_What you have to do_
Would you pull out every line of the material that contains the string "publisher"?
(Beginning of Dataset entries)
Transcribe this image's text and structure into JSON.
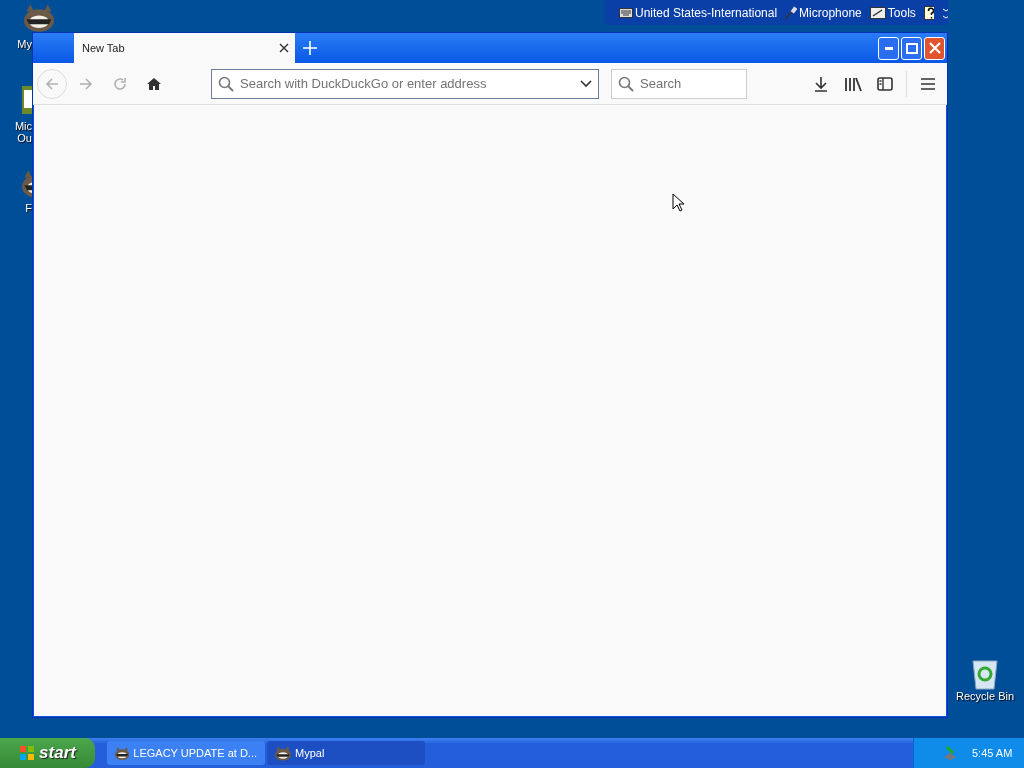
{
  "desktop_icons": [
    {
      "kind": "raccoon",
      "lines": [
        "My"
      ]
    },
    {
      "kind": "mail",
      "lines": [
        "Mic",
        "Ou"
      ]
    },
    {
      "kind": "raccoon",
      "lines": [
        "F"
      ]
    },
    {
      "kind": "recycle",
      "lines": [
        "Recycle Bin"
      ]
    }
  ],
  "language_bar": {
    "items": [
      {
        "kind": "keyboard",
        "label": "United States-International"
      },
      {
        "kind": "mic",
        "label": "Microphone"
      },
      {
        "kind": "tools",
        "label": "Tools"
      }
    ]
  },
  "browser": {
    "tabs": [
      {
        "title": "New Tab",
        "selected": true
      }
    ],
    "nav": [
      {
        "kind": "back",
        "disabled": true
      },
      {
        "kind": "forward",
        "disabled": true
      },
      {
        "kind": "reload",
        "disabled": true
      },
      {
        "kind": "home",
        "disabled": false
      }
    ],
    "address_bar": {
      "placeholder": "Search with DuckDuckGo or enter address"
    },
    "search_box": {
      "placeholder": "Search"
    }
  },
  "taskbar": {
    "start": "start",
    "tasks": [
      {
        "label": "LEGACY UPDATE at D...",
        "selected": false
      },
      {
        "label": "Mypal",
        "selected": true
      }
    ],
    "clock": "5:45 AM"
  }
}
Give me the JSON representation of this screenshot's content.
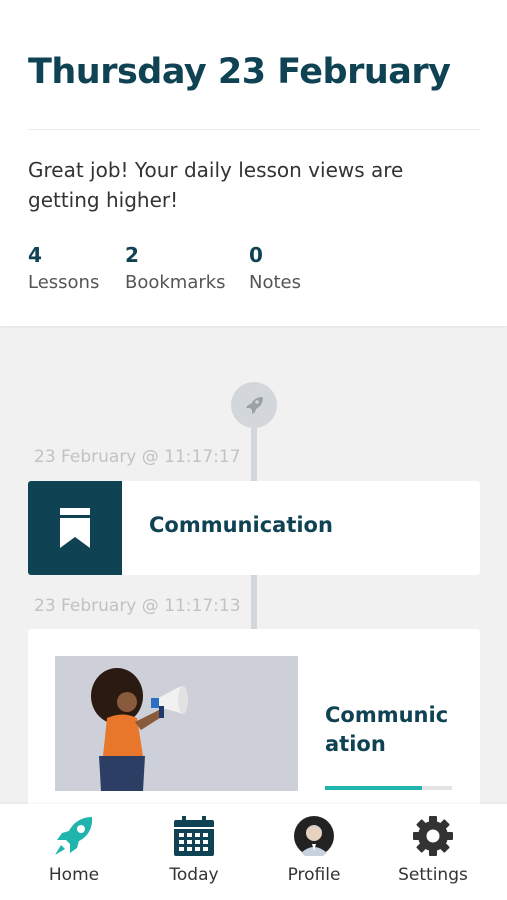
{
  "header": {
    "date_title": "Thursday 23 February",
    "message": "Great job! Your daily lesson views are getting higher!",
    "stats": [
      {
        "value": "4",
        "label": "Lessons"
      },
      {
        "value": "2",
        "label": "Bookmarks"
      },
      {
        "value": "0",
        "label": "Notes"
      }
    ]
  },
  "timeline": {
    "start_icon": "rocket-icon",
    "entries": [
      {
        "timestamp": "23 February @ 11:17:17",
        "type": "bookmark",
        "icon": "bookmark-icon",
        "title": "Communication"
      },
      {
        "timestamp": "23 February @ 11:17:13",
        "type": "lesson",
        "image": "woman-with-megaphone",
        "title": "Communication",
        "progress": 0.76
      }
    ]
  },
  "colors": {
    "primary": "#0f4354",
    "accent": "#1fb5ad",
    "background": "#f1f1f1",
    "timeline": "#d3d6da"
  },
  "nav": {
    "items": [
      {
        "label": "Home",
        "icon": "rocket-icon",
        "active": true
      },
      {
        "label": "Today",
        "icon": "calendar-icon",
        "active": false
      },
      {
        "label": "Profile",
        "icon": "avatar-icon",
        "active": false
      },
      {
        "label": "Settings",
        "icon": "gear-icon",
        "active": false
      }
    ]
  }
}
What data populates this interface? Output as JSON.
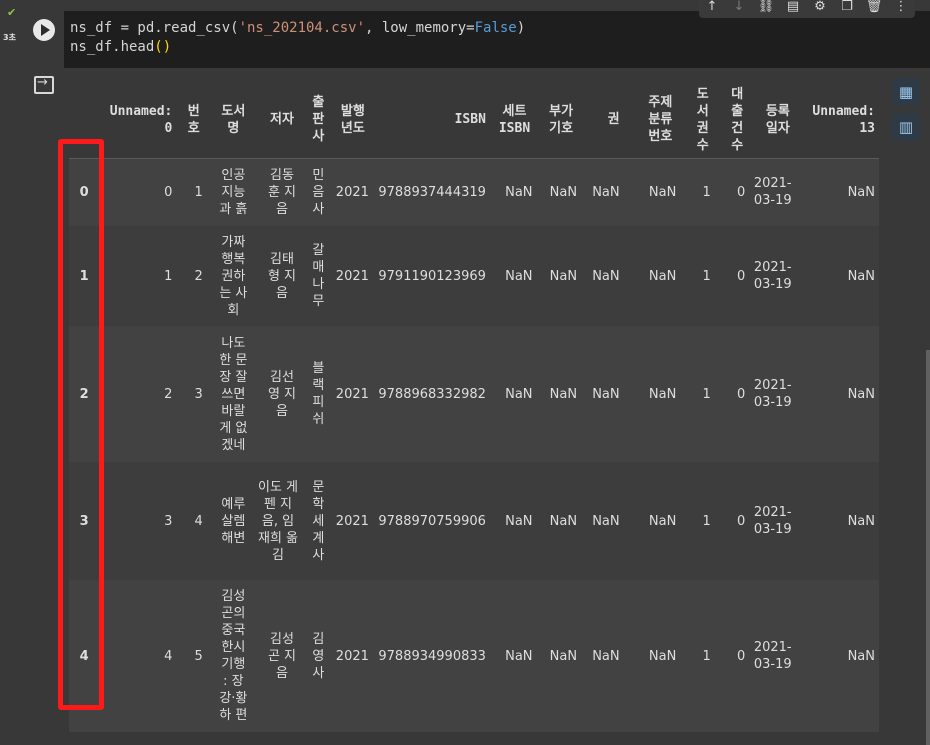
{
  "cell": {
    "exec_time": "3초",
    "code_line1_pre": "ns_df = pd.read_csv(",
    "code_line1_str": "'ns_202104.csv'",
    "code_line1_mid": ", low_memory=",
    "code_line1_kw": "False",
    "code_line1_post": ")",
    "code_line2_pre": "ns_df.head",
    "code_line2_paren": "()"
  },
  "toolbar": {
    "icons": [
      "arrow-up-icon",
      "arrow-down-icon",
      "link-icon",
      "comment-icon",
      "gear-icon",
      "mirror-cell-icon",
      "trash-icon",
      "more-icon"
    ]
  },
  "table": {
    "columns": [
      "",
      "Unnamed: 0",
      "번호",
      "도서명",
      "저자",
      "출판사",
      "발행년도",
      "ISBN",
      "세트 ISBN",
      "부가기호",
      "권",
      "주제분류번호",
      "도서권수",
      "대출건수",
      "등록일자",
      "Unnamed: 13"
    ],
    "rows": [
      {
        "idx": "0",
        "unnamed0": "0",
        "no": "1",
        "title": "인공지능과 흙",
        "author": "김동훈 지음",
        "publisher": "민음사",
        "year": "2021",
        "isbn": "9788937444319",
        "set_isbn": "NaN",
        "addl": "NaN",
        "vol": "NaN",
        "subject": "NaN",
        "copies": "1",
        "loans": "0",
        "reg_date": "2021-03-19",
        "unnamed13": "NaN"
      },
      {
        "idx": "1",
        "unnamed0": "1",
        "no": "2",
        "title": "가짜 행복 권하는 사회",
        "author": "김태형 지음",
        "publisher": "갈매나무",
        "year": "2021",
        "isbn": "9791190123969",
        "set_isbn": "NaN",
        "addl": "NaN",
        "vol": "NaN",
        "subject": "NaN",
        "copies": "1",
        "loans": "0",
        "reg_date": "2021-03-19",
        "unnamed13": "NaN"
      },
      {
        "idx": "2",
        "unnamed0": "2",
        "no": "3",
        "title": "나도 한 문장 잘 쓰면 바랄 게 없겠네",
        "author": "김선영 지음",
        "publisher": "블랙피쉬",
        "year": "2021",
        "isbn": "9788968332982",
        "set_isbn": "NaN",
        "addl": "NaN",
        "vol": "NaN",
        "subject": "NaN",
        "copies": "1",
        "loans": "0",
        "reg_date": "2021-03-19",
        "unnamed13": "NaN"
      },
      {
        "idx": "3",
        "unnamed0": "3",
        "no": "4",
        "title": "예루살렘 해변",
        "author": "이도 게펜 지음, 임재희 옮김",
        "publisher": "문학세계사",
        "year": "2021",
        "isbn": "9788970759906",
        "set_isbn": "NaN",
        "addl": "NaN",
        "vol": "NaN",
        "subject": "NaN",
        "copies": "1",
        "loans": "0",
        "reg_date": "2021-03-19",
        "unnamed13": "NaN"
      },
      {
        "idx": "4",
        "unnamed0": "4",
        "no": "5",
        "title": "김성곤의 중국한시기행 : 장강·황하 편",
        "author": "김성곤 지음",
        "publisher": "김영사",
        "year": "2021",
        "isbn": "9788934990833",
        "set_isbn": "NaN",
        "addl": "NaN",
        "vol": "NaN",
        "subject": "NaN",
        "copies": "1",
        "loans": "0",
        "reg_date": "2021-03-19",
        "unnamed13": "NaN"
      }
    ]
  },
  "side_buttons": [
    "table-icon",
    "chart-icon"
  ],
  "colors": {
    "highlight": "#ff1a1a",
    "string": "#ce9178",
    "keyword": "#569cd6"
  }
}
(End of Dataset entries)
_Solution_
        "publisher": "민음사",
        "publisher": "갈매나무",
        "publisher": "블랙피쉬",
        "publisher": "문학세계사",
        "publisher": "김영사",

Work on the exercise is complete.